Similarly, the UK’s increasing dependence on migrant workers for the NHS and social care is not a symptom of the fact that migration is dangerously out of control but that the UK is not training enough health professionals, and social care is dangerously underfunded. Bell warned that there would be “a crisis in the NHS workforce” if the foreign recruitment of nurses and doctors was substantially reduced. Migrant workers remain “crucial for the NHS”, and the only practical response is to train more British workers. “The right thing to do is to say, we’re not going to solve this immigration reliance next year, but in ten years’ time,” Bell explained. “Let’s hope that we have moved along that path.”
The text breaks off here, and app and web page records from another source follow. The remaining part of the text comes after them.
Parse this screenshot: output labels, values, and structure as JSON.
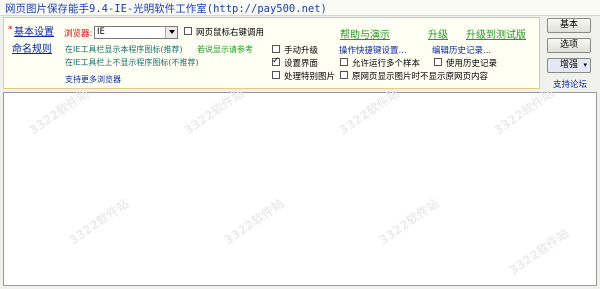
{
  "window": {
    "title": "网页图片保存能手9.4-IE-光明软件工作室(http://pay500.net)"
  },
  "nav": {
    "basic_settings": "基本设置",
    "naming_rules": "命名规则"
  },
  "browser": {
    "label": "浏览器:",
    "selected": "IE"
  },
  "options": {
    "right_click": "网页鼠标右键调用",
    "toolbar_show_icon": "在IE工具栏显示本程序图标(推荐)",
    "toolbar_hide_icon": "在IE工具栏上不显示程序图标(不推荐)",
    "display_reference": "若说显示请参考",
    "more_browsers": "支持更多浏览器"
  },
  "checkboxes": [
    {
      "label": "手动升级",
      "checked": false
    },
    {
      "label": "设置界面",
      "checked": true
    },
    {
      "label": "处理特别图片",
      "checked": false
    },
    {
      "label": "允许运行多个样本",
      "checked": false
    },
    {
      "label": "原网页显示图片时不显示原网页内容",
      "checked": false
    },
    {
      "label": "使用历史记录",
      "checked": false
    }
  ],
  "links": {
    "help": "帮助与演示",
    "upgrade": "升级",
    "upgrade_test": "升级到测试版",
    "hotkeys": "操作快捷键设置...",
    "edit_history": "编辑历史记录...",
    "support_forum": "支持论坛"
  },
  "buttons": {
    "basic": "基本",
    "options": "选项",
    "enhance": "增强"
  },
  "watermarks": [
    "3322软件站",
    "3322软件站",
    "3322软件站",
    "3322软件站",
    "3322软件站",
    "3322软件站",
    "3322软件站",
    "3322软件站"
  ]
}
Bell said that in economic terms it is right to question whether a business that is built on cheap foreign labour should be able to operate: “Why should we have so many coffee shops, for example?” Coffee chains, he explained, often advocate for more low-wage immigration on the basis that it is hard to recruit British workers. “To which my response is, pay people more and encourage them; to which their response is, well, people won’t pay higher prices for coffee. To which my response is well, that’s not a business, then.”
This works for the wider economy, he said, because it forces companies to compete for workers, but the same is not true for social care. “If all we’re doing is saying: we’re going to allow more and more migrants to come in for social care, because we don’t want to pay more than the minimum wage, that means that more and more British people will choose to leave the sector, because you can earn more at Aldi stocking shelves. So it’ll just get worse and worse.”
To focus on a single number may be politically expedient, but it will not help address the problems for which immigration is often seen as a quick fix. “I worry sometimes that the net migration discussion comes down to where can we cut numbers just to get the number down, even if we think that that route we’re going to cut is exceptionally good for Britain,” Bell said. “A bit more nuance would be good thing.”